Some aircraft cockpits feature a large blue lever located next to the throttle. This the propeller controller, and is used to set the propeller and engine speed for an aircraft with a constant speed propeller. Constant speed propellers work by varying the pitch of the propeller blades, which alters the in-flight properties of the propeller. As the propeller blade angle is increased, it produces more thrust, but also requires more torque to spin the propeller, which slows down the engine. Inversely, when the blade angle is decreased, the torque required is decreased, and the engine speeds up.
Constant speed propellers are named such not because they always operate at the same speed all the time, but because the operator can set their RPM, which the propeller then maintains until the operator changes. During takeoff, high RPM is best to achieve maximum power, but during cruising operations pulling RPM back is better for fuel economy.
The propeller’s blade pitch is altered hydraulically by using engine oil. This is the same oil that goes through cylinders to keep them cool and lubricated, and is paired with a spring at the back of the propeller hub assembly that helps the propeller return to a low pitch/high RPM setting. For most single-engine airplanes, there are stops installed so that the blades cannot be fully feathered or flattened.
The job of governing the movement of the propeller falls to an assembly called a governor.

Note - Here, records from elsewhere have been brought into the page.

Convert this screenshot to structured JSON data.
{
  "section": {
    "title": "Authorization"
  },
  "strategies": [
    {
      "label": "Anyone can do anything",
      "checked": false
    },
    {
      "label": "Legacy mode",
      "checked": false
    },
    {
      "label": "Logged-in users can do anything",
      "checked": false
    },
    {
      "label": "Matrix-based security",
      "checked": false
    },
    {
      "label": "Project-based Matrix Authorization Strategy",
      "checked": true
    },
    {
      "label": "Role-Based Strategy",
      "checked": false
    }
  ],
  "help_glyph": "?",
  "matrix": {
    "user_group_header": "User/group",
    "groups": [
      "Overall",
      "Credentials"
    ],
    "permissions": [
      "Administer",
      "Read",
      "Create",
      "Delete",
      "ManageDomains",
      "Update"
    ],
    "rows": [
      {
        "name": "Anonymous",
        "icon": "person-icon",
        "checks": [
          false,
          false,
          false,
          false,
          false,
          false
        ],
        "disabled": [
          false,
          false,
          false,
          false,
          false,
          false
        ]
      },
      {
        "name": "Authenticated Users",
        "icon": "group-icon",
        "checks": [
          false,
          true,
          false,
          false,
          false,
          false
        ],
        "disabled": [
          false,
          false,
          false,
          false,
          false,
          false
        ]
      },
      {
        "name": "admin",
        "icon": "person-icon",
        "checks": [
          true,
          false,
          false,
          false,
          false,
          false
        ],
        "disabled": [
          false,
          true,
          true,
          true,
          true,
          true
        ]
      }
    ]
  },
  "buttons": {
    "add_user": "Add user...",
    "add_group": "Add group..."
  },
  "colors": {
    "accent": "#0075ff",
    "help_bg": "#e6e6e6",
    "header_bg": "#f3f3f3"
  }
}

The governor moves oil back and forth through the propeller hub to make sure the propeller is at the pitch and speed you want. The governor is comprised of: